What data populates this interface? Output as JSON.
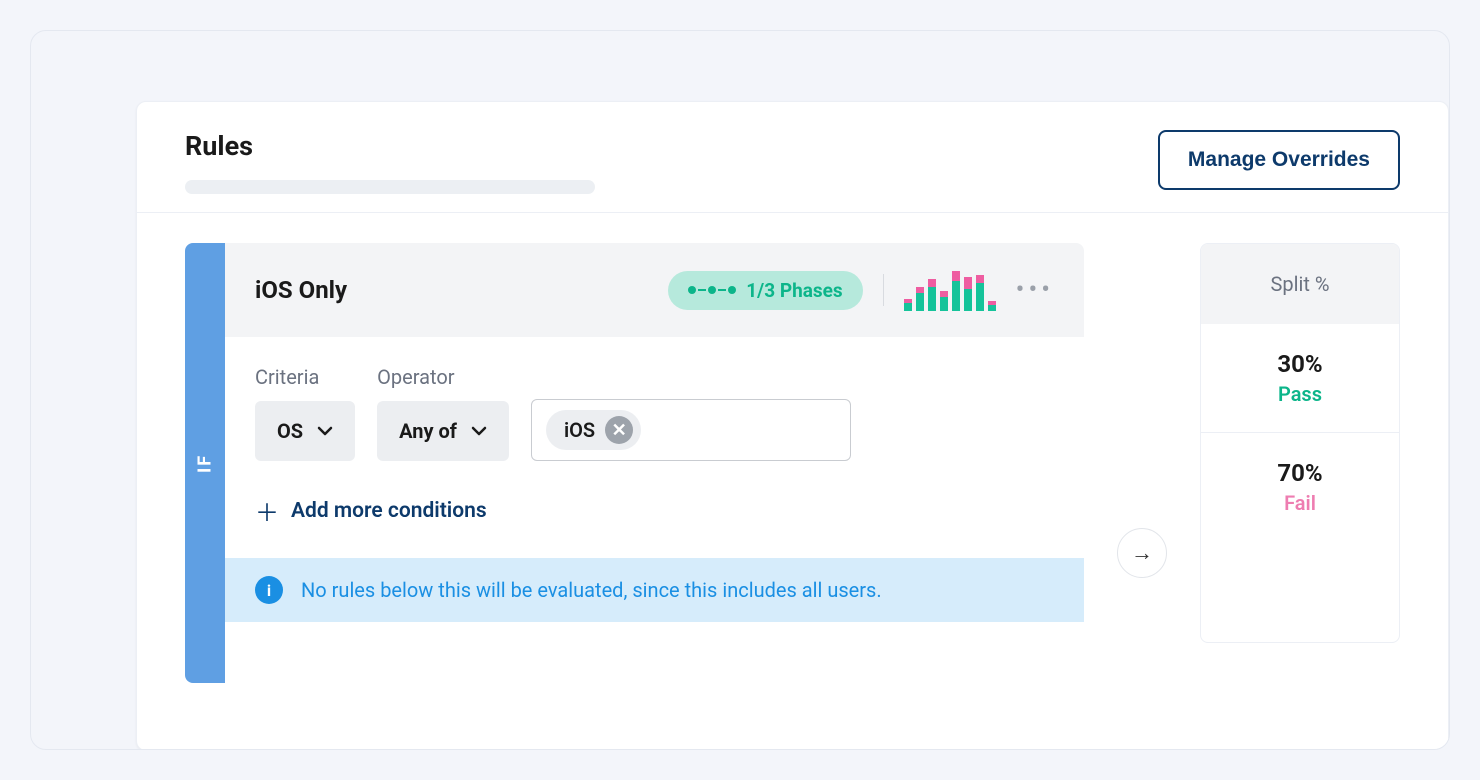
{
  "header": {
    "title": "Rules",
    "manage_button": "Manage Overrides"
  },
  "rule": {
    "rail_label": "IF",
    "name": "iOS Only",
    "phases_label": "1/3 Phases",
    "fields": {
      "criteria_label": "Criteria",
      "criteria_value": "OS",
      "operator_label": "Operator",
      "operator_value": "Any of",
      "chip_value": "iOS"
    },
    "add_conditions": "Add more conditions",
    "info_message": "No rules below this will be evaluated, since this includes all users."
  },
  "split": {
    "header": "Split %",
    "pass_pct": "30%",
    "pass_label": "Pass",
    "fail_pct": "70%",
    "fail_label": "Fail"
  },
  "spark_bars": [
    {
      "g": 8,
      "p": 4
    },
    {
      "g": 18,
      "p": 6
    },
    {
      "g": 24,
      "p": 8
    },
    {
      "g": 14,
      "p": 6
    },
    {
      "g": 30,
      "p": 10
    },
    {
      "g": 22,
      "p": 12
    },
    {
      "g": 28,
      "p": 8
    },
    {
      "g": 6,
      "p": 4
    }
  ]
}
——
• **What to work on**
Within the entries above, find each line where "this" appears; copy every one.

• **Response area**
What data populates this interface? Output as JSON.
    "info_message": "No rules below this will be evaluated, since this includes all users."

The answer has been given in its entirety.